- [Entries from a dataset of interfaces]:

★ ★ ★

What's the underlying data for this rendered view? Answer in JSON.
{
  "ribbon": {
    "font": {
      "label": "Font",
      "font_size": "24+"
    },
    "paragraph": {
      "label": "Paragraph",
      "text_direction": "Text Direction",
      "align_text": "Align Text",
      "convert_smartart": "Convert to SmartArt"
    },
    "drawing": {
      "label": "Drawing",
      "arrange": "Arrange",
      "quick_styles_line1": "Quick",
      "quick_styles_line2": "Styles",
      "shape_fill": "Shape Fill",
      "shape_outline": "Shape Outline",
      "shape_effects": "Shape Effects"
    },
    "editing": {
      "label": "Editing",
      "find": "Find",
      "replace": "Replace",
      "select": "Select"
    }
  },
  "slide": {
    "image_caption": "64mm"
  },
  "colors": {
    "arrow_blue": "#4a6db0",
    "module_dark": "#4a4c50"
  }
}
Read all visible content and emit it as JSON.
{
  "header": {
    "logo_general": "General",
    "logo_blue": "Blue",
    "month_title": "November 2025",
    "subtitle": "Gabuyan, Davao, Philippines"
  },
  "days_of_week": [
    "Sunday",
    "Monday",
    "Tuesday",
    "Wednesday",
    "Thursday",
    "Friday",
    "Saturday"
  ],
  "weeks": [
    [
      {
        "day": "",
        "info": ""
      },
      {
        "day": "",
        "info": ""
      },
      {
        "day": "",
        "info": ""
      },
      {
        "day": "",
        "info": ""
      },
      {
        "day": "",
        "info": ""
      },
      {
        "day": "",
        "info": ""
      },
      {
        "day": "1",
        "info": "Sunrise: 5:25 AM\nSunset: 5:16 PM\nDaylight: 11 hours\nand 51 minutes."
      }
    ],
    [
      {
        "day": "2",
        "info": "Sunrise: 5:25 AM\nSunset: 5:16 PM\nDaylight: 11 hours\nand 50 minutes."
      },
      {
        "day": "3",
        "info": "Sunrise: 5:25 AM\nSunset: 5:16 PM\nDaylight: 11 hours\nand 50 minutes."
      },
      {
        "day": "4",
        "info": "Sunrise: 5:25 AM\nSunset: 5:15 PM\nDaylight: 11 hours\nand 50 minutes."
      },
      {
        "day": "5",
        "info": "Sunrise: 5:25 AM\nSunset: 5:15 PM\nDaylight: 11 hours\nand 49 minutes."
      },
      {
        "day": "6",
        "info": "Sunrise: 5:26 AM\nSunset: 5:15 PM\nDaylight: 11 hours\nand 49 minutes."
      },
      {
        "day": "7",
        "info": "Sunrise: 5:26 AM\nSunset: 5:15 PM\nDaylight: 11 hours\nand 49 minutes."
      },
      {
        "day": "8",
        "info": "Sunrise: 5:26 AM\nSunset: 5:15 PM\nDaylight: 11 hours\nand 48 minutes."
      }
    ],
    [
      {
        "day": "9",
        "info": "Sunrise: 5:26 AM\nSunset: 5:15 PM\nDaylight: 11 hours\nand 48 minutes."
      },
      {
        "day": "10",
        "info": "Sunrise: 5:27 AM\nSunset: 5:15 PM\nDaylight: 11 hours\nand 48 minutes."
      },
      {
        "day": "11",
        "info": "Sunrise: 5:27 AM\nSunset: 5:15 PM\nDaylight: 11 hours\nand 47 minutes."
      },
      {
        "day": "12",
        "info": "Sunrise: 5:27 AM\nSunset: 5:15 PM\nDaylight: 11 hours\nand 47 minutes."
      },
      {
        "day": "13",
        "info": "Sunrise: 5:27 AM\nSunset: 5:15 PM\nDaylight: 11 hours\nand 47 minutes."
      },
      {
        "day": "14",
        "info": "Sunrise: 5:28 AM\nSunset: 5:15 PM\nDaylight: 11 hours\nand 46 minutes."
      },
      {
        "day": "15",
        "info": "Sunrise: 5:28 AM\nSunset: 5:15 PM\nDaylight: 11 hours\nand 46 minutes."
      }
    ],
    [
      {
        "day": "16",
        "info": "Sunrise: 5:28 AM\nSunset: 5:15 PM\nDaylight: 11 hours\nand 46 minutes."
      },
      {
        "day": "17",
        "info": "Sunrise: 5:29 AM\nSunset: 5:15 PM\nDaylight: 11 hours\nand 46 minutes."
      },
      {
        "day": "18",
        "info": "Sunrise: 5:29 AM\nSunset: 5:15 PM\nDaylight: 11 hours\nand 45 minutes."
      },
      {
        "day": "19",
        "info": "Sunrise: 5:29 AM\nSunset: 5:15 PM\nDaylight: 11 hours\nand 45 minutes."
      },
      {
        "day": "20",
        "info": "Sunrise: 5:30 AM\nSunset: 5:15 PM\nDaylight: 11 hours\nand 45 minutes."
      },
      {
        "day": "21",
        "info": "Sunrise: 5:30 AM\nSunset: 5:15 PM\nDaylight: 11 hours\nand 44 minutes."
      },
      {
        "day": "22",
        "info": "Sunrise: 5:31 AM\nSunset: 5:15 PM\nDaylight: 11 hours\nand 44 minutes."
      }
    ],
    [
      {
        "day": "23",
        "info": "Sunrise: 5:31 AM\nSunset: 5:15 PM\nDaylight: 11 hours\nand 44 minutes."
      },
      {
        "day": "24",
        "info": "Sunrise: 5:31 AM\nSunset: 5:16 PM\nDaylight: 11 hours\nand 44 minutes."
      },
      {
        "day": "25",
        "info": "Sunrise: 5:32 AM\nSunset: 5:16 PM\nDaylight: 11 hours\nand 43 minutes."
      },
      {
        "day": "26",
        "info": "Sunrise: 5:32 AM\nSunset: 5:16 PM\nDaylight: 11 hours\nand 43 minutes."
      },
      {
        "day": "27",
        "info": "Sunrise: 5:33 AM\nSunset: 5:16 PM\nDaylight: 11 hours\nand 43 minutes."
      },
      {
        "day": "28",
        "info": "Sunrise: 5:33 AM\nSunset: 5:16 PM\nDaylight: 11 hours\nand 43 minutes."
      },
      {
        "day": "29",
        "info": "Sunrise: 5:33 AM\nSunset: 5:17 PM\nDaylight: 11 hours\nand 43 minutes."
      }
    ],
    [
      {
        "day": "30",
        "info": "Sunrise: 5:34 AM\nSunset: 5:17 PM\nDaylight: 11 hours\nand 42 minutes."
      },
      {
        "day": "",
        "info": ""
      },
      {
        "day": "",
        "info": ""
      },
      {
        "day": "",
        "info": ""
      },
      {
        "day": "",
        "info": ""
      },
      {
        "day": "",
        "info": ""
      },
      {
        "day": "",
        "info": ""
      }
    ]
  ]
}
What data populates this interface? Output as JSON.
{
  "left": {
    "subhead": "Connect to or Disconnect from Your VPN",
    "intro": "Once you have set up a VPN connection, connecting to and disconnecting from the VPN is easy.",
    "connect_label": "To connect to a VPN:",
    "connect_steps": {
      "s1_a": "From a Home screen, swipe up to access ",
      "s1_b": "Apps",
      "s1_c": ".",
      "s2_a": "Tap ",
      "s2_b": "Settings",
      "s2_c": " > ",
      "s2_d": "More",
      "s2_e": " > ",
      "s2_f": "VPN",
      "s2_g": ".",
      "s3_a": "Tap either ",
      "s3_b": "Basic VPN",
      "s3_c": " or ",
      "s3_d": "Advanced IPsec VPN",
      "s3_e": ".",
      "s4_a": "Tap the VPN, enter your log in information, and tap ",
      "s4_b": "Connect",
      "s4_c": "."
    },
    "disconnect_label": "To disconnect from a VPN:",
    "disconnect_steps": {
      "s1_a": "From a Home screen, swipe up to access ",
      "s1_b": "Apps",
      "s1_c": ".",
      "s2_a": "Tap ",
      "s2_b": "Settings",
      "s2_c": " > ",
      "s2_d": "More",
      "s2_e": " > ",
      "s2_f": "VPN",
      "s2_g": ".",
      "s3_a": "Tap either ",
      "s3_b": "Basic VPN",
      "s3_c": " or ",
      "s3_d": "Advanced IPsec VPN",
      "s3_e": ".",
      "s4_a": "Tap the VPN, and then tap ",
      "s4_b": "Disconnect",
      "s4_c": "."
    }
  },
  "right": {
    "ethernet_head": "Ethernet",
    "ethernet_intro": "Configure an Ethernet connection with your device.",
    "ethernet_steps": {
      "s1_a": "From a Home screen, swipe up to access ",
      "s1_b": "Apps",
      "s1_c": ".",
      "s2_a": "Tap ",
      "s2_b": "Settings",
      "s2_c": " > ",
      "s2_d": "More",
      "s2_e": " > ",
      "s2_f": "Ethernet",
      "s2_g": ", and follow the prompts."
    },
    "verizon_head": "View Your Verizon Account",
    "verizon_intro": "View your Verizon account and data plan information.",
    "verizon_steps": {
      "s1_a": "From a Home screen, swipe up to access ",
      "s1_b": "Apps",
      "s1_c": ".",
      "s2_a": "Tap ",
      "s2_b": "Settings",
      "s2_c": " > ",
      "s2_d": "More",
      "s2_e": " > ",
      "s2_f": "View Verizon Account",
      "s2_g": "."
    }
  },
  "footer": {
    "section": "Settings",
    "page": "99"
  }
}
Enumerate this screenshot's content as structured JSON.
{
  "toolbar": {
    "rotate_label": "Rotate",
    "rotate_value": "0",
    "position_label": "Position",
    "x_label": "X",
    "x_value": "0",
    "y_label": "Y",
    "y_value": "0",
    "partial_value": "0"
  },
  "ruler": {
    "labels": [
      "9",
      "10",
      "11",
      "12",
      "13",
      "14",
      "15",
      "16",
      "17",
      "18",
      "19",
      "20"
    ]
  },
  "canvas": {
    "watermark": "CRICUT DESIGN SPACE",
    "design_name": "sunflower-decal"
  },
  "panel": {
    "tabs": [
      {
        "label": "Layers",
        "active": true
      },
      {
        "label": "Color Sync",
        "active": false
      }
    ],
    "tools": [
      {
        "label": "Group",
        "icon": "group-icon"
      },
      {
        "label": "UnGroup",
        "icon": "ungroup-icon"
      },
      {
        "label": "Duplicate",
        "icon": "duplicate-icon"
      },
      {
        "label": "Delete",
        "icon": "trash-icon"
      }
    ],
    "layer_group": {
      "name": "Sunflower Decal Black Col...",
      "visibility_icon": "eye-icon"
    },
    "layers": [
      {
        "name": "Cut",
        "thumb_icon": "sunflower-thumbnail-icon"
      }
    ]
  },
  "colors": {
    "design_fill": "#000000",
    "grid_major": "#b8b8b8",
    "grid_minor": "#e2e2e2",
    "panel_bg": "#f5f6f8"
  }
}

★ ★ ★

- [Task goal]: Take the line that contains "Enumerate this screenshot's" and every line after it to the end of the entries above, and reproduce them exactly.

- [Answer to the problem]:
Enumerate this screenshot's content as structured JSON.
{
  "toolbar": {
    "rotate_label": "Rotate",
    "rotate_value": "0",
    "position_label": "Position",
    "x_label": "X",
    "x_value": "0",
    "y_label": "Y",
    "y_value": "0",
    "partial_value": "0"
  },
  "ruler": {
    "labels": [
      "9",
      "10",
      "11",
      "12",
      "13",
      "14",
      "15",
      "16",
      "17",
      "18",
      "19",
      "20"
    ]
  },
  "canvas": {
    "watermark": "CRICUT DESIGN SPACE",
    "design_name": "sunflower-decal"
  },
  "panel": {
    "tabs": [
      {
        "label": "Layers",
        "active": true
      },
      {
        "label": "Color Sync",
        "active": false
      }
    ],
    "tools": [
      {
        "label": "Group",
        "icon": "group-icon"
      },
      {
        "label": "UnGroup",
        "icon": "ungroup-icon"
      },
      {
        "label": "Duplicate",
        "icon": "duplicate-icon"
      },
      {
        "label": "Delete",
        "icon": "trash-icon"
      }
    ],
    "layer_group": {
      "name": "Sunflower Decal Black Col...",
      "visibility_icon": "eye-icon"
    },
    "layers": [
      {
        "name": "Cut",
        "thumb_icon": "sunflower-thumbnail-icon"
      }
    ]
  },
  "colors": {
    "design_fill": "#000000",
    "grid_major": "#b8b8b8",
    "grid_minor": "#e2e2e2",
    "panel_bg": "#f5f6f8"
  }
}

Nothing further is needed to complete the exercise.